The reaction to a photo of the recently beatified Carlo Acutis wearing a swimsuit highlights a tendency towards prudery, and disregards the Church's historical understanding of Christ incarnate.
Hard-core Catholic traditionalists have lately decried a picture of a young Carlo Acutis (the recently beatified Italian computer programmer) in swimwear during a family vacation, asking whether that is “the outfit of a saint.” The question would be laughable were it not the symptom of something graver. Being scandalized at a kid enjoying his vacation is ostensibly absurd, but the commentary reveals a distorted conception of what sanctity is supposed to be.
St. Teresa and humility
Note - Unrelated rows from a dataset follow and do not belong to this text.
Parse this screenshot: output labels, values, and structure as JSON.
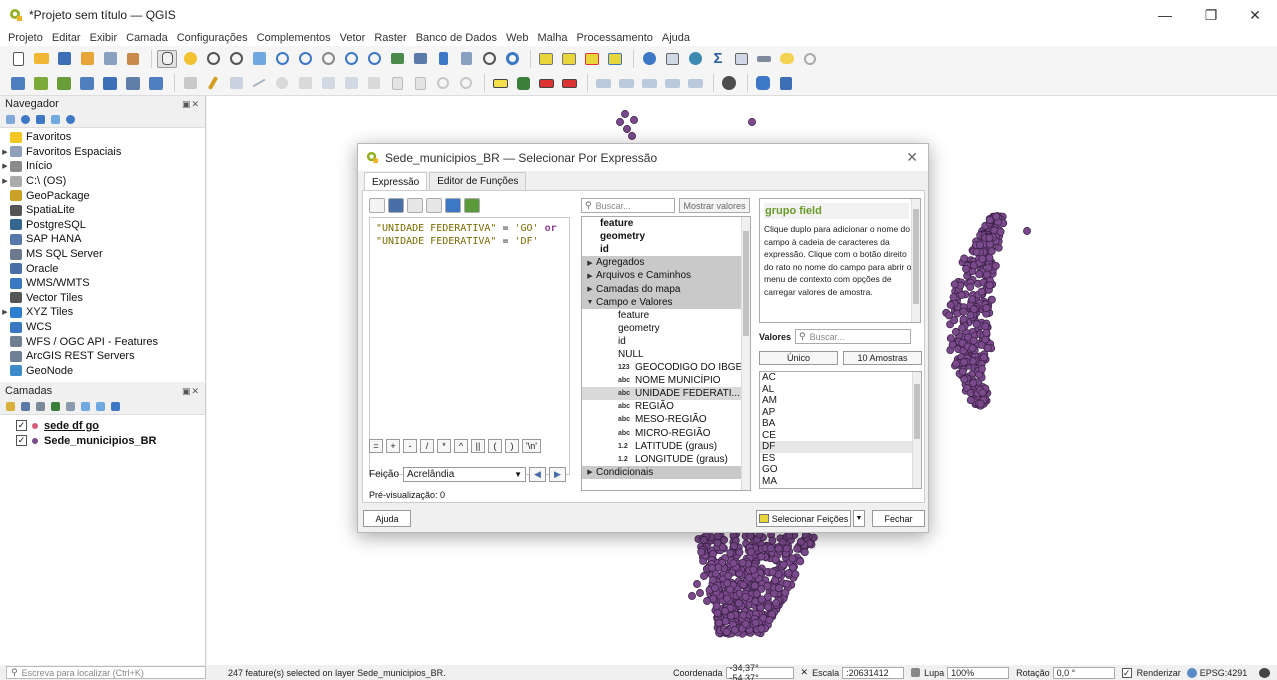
{
  "window": {
    "title": "*Projeto sem título — QGIS",
    "controls": [
      "—",
      "❐",
      "✕"
    ]
  },
  "menu": [
    "Projeto",
    "Editar",
    "Exibir",
    "Camada",
    "Configurações",
    "Complementos",
    "Vetor",
    "Raster",
    "Banco de Dados",
    "Web",
    "Malha",
    "Processamento",
    "Ajuda"
  ],
  "browser": {
    "title": "Navegador",
    "items": [
      {
        "label": "Favoritos",
        "arrow": "",
        "icon": "star-icon",
        "color": "#f3c623"
      },
      {
        "label": "Favoritos Espaciais",
        "arrow": "▶",
        "icon": "spatial-bookmark-icon",
        "color": "#8fa0b8"
      },
      {
        "label": "Início",
        "arrow": "▶",
        "icon": "home-folder-icon",
        "color": "#8a8a8a"
      },
      {
        "label": "C:\\ (OS)",
        "arrow": "▶",
        "icon": "drive-icon",
        "color": "#aaaaaa"
      },
      {
        "label": "GeoPackage",
        "arrow": "",
        "icon": "geopackage-icon",
        "color": "#c9a227"
      },
      {
        "label": "SpatiaLite",
        "arrow": "",
        "icon": "spatialite-icon",
        "color": "#555555"
      },
      {
        "label": "PostgreSQL",
        "arrow": "",
        "icon": "postgresql-icon",
        "color": "#336791"
      },
      {
        "label": "SAP HANA",
        "arrow": "",
        "icon": "sap-hana-icon",
        "color": "#5577aa"
      },
      {
        "label": "MS SQL Server",
        "arrow": "",
        "icon": "mssql-icon",
        "color": "#6b7a8f"
      },
      {
        "label": "Oracle",
        "arrow": "",
        "icon": "oracle-icon",
        "color": "#4a6fa8"
      },
      {
        "label": "WMS/WMTS",
        "arrow": "",
        "icon": "wms-globe-icon",
        "color": "#3b78c2"
      },
      {
        "label": "Vector Tiles",
        "arrow": "",
        "icon": "vector-tiles-icon",
        "color": "#555555"
      },
      {
        "label": "XYZ Tiles",
        "arrow": "▶",
        "icon": "xyz-tiles-icon",
        "color": "#2f7fd1"
      },
      {
        "label": "WCS",
        "arrow": "",
        "icon": "wcs-globe-icon",
        "color": "#3b78c2"
      },
      {
        "label": "WFS / OGC API - Features",
        "arrow": "",
        "icon": "wfs-icon",
        "color": "#6f7f93"
      },
      {
        "label": "ArcGIS REST Servers",
        "arrow": "",
        "icon": "arcgis-icon",
        "color": "#6f7f93"
      },
      {
        "label": "GeoNode",
        "arrow": "",
        "icon": "geonode-icon",
        "color": "#3d8bcc"
      }
    ]
  },
  "layers": {
    "title": "Camadas",
    "items": [
      {
        "label": "sede df go",
        "checked": "✓",
        "color": "#d65a7a",
        "underline": true
      },
      {
        "label": "Sede_municipios_BR",
        "checked": "✓",
        "color": "#7a4a8c",
        "underline": false
      }
    ]
  },
  "dialog": {
    "title": "Sede_municipios_BR — Selecionar Por Expressão",
    "close": "✕",
    "tabs": [
      "Expressão",
      "Editor de Funções"
    ],
    "expression": {
      "s1": "\"UNIDADE FEDERATIVA\"",
      "eq1": " = ",
      "s2": "'GO'",
      "kw": " or ",
      "s3": "\"UNIDADE FEDERATIVA\"",
      "eq2": " = ",
      "s4": "'DF'"
    },
    "operators": [
      "=",
      "+",
      "-",
      "/",
      "*",
      "^",
      "||",
      "(",
      ")",
      "'\\n'"
    ],
    "feature_label": "Feição",
    "feature_value": "Acrelândia",
    "preview": "Pré-visualização:  0",
    "search_placeholder": "Buscar...",
    "show_values": "Mostrar valores",
    "function_list": [
      {
        "label": "feature",
        "kind": "bold"
      },
      {
        "label": "geometry",
        "kind": "bold"
      },
      {
        "label": "id",
        "kind": "bold"
      },
      {
        "label": "Agregados",
        "kind": "group",
        "arrow": "▶"
      },
      {
        "label": "Arquivos e Caminhos",
        "kind": "group",
        "arrow": "▶"
      },
      {
        "label": "Camadas do mapa",
        "kind": "group",
        "arrow": "▶"
      },
      {
        "label": "Campo e Valores",
        "kind": "group",
        "arrow": "▼"
      },
      {
        "label": "feature",
        "kind": "child",
        "type": ""
      },
      {
        "label": "geometry",
        "kind": "child",
        "type": ""
      },
      {
        "label": "id",
        "kind": "child",
        "type": ""
      },
      {
        "label": "NULL",
        "kind": "child",
        "type": ""
      },
      {
        "label": "GEOCODIGO DO IBGE",
        "kind": "child",
        "type": "123"
      },
      {
        "label": "NOME MUNICÍPIO",
        "kind": "child",
        "type": "abc"
      },
      {
        "label": "UNIDADE FEDERATI...",
        "kind": "child sel",
        "type": "abc"
      },
      {
        "label": "REGIÃO",
        "kind": "child",
        "type": "abc"
      },
      {
        "label": "MESO-REGIÃO",
        "kind": "child",
        "type": "abc"
      },
      {
        "label": "MICRO-REGIÃO",
        "kind": "child",
        "type": "abc"
      },
      {
        "label": "LATITUDE (graus)",
        "kind": "child",
        "type": "1.2"
      },
      {
        "label": "LONGITUDE (graus)",
        "kind": "child",
        "type": "1.2"
      },
      {
        "label": "Condicionais",
        "kind": "group",
        "arrow": "▶"
      }
    ],
    "help": {
      "title": "grupo field",
      "body": "Clique duplo para adicionar o nome do campo à cadeia de caracteres da expressão. Clique com o botão direito do rato no nome do campo para abrir o menu de contexto com opções de carregar valores de amostra."
    },
    "values_label": "Valores",
    "values_search": "Buscar...",
    "unique_button": "Único",
    "samples_button": "10 Amostras",
    "values": [
      "AC",
      "AL",
      "AM",
      "AP",
      "BA",
      "CE",
      "DF",
      "ES",
      "GO",
      "MA"
    ],
    "help_button": "Ajuda",
    "select_button": "Selecionar Feições",
    "close_button": "Fechar"
  },
  "status": {
    "locator_placeholder": "Escreva para localizar (Ctrl+K)",
    "message": "247 feature(s) selected on layer Sede_municipios_BR.",
    "coord_label": "Coordenada",
    "coord_value": "-34,37° -54,37°",
    "scale_label": "Escala",
    "scale_value": ":20631412",
    "magnifier_label": "Lupa",
    "magnifier_value": "100%",
    "rotation_label": "Rotação",
    "rotation_value": "0,0 °",
    "render_label": "Renderizar",
    "crs": "EPSG:4291"
  },
  "colors": {
    "point_fill": "#7a4a8c",
    "point_stroke": "#3a2045",
    "accent": "#6a9a2a",
    "selection": "#ffff00"
  }
}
In the sixth book of The Interior Castle, Teresa of Ávila famously defined humility as andar en verdad, “walking on truth.” It suggests that being humble makes one fit (all puns intended) to enter through the narrow gate with relative ease. In that sense, andar (to walk) refers to a general disposition of one’s being. An alternative (and perhaps more comprehensive) translation of Teresa’s definition might read “humility is being in truth,” or maybe even “being truthful,” as if naturally and straightforwardly recognizing one’s own flaws and virtues, dodging the excesses of pride and shame, vanity and self-loathing, carelessness and scruples.